“You’re too rude. You’re too sensitive.”
Sound familiar? These are typical remarks many black girls and women have heard to describe any modicum of behaviour that doesn’t fit inside the parameters of ‘appropriate’.
But these remarks particularly affect a certain type of black woman, as they navigate school as a child, the workplace as an adult, their relationships and more.
When you’re an autistic black woman, labels such as ‘rude’ and ‘sensitive’ are often the go-tos to describe you, instead of considering that a neurological condition could be a factor, which in turn delays diagnosis and necessary support.

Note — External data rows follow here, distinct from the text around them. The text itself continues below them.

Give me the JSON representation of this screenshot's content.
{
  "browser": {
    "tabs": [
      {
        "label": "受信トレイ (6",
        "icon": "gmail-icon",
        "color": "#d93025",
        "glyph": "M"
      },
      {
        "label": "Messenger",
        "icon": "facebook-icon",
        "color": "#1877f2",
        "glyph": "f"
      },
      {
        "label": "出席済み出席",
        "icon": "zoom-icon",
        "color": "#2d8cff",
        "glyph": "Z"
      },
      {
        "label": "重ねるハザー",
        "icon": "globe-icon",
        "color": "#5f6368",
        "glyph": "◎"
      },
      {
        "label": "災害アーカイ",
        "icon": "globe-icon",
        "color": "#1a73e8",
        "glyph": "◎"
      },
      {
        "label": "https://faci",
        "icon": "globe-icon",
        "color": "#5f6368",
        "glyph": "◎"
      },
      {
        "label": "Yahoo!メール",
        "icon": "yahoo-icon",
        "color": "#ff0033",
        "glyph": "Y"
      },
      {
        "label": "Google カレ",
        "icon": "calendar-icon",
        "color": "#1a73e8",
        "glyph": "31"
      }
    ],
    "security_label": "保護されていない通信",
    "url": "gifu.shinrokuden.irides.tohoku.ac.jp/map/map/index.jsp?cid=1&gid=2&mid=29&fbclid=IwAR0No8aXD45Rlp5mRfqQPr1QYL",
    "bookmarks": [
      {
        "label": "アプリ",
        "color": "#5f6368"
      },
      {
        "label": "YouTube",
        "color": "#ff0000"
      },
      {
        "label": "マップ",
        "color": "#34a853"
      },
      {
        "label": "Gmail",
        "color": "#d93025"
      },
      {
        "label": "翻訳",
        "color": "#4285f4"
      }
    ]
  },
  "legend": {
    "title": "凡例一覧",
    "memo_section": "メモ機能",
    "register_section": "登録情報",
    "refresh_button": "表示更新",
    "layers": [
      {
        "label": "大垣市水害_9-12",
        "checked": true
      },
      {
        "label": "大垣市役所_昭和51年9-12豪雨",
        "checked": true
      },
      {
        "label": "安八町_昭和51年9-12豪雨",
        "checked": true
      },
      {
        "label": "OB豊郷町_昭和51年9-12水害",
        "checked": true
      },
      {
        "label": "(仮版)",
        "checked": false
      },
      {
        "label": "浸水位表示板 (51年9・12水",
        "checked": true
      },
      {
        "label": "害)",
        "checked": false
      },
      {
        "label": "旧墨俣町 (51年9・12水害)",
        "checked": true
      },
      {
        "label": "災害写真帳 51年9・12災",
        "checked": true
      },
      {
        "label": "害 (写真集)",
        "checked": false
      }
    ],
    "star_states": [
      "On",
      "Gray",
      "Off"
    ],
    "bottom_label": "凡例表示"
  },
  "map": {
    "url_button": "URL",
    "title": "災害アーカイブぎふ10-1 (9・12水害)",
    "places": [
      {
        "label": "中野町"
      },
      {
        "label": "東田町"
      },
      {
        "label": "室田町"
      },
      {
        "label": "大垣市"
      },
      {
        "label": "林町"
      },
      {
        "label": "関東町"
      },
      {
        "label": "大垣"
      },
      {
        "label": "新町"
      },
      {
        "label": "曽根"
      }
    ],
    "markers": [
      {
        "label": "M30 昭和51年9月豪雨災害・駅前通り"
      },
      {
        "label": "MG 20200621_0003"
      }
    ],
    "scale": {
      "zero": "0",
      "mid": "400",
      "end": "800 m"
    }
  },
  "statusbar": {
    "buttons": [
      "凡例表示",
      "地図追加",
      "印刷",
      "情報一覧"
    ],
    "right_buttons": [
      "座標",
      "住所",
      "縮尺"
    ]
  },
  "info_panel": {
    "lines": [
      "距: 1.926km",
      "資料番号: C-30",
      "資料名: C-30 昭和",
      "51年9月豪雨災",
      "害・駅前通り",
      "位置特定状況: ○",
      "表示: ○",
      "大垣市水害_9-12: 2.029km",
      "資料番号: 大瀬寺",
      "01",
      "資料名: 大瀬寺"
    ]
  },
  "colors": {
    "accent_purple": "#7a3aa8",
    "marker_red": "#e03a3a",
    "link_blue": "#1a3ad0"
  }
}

In the short documentary Too Autistic For Black, Melissa Simmonds, campaigner for Autism Awareness says, “Too many black children receive late diagnosis because their behaviours are seen as aggressive instead of a communication difficulty. This leads to [the] school to prison pipeline, they’re criminalised.”
As a result, these labels can be far more damaging for black autistic people and although autism rates have increased, with these responses to potential signs in black children, it’s not surprising then that it’s challenging to get a diagnosis. Yet black children are 26% more likely to be autistic.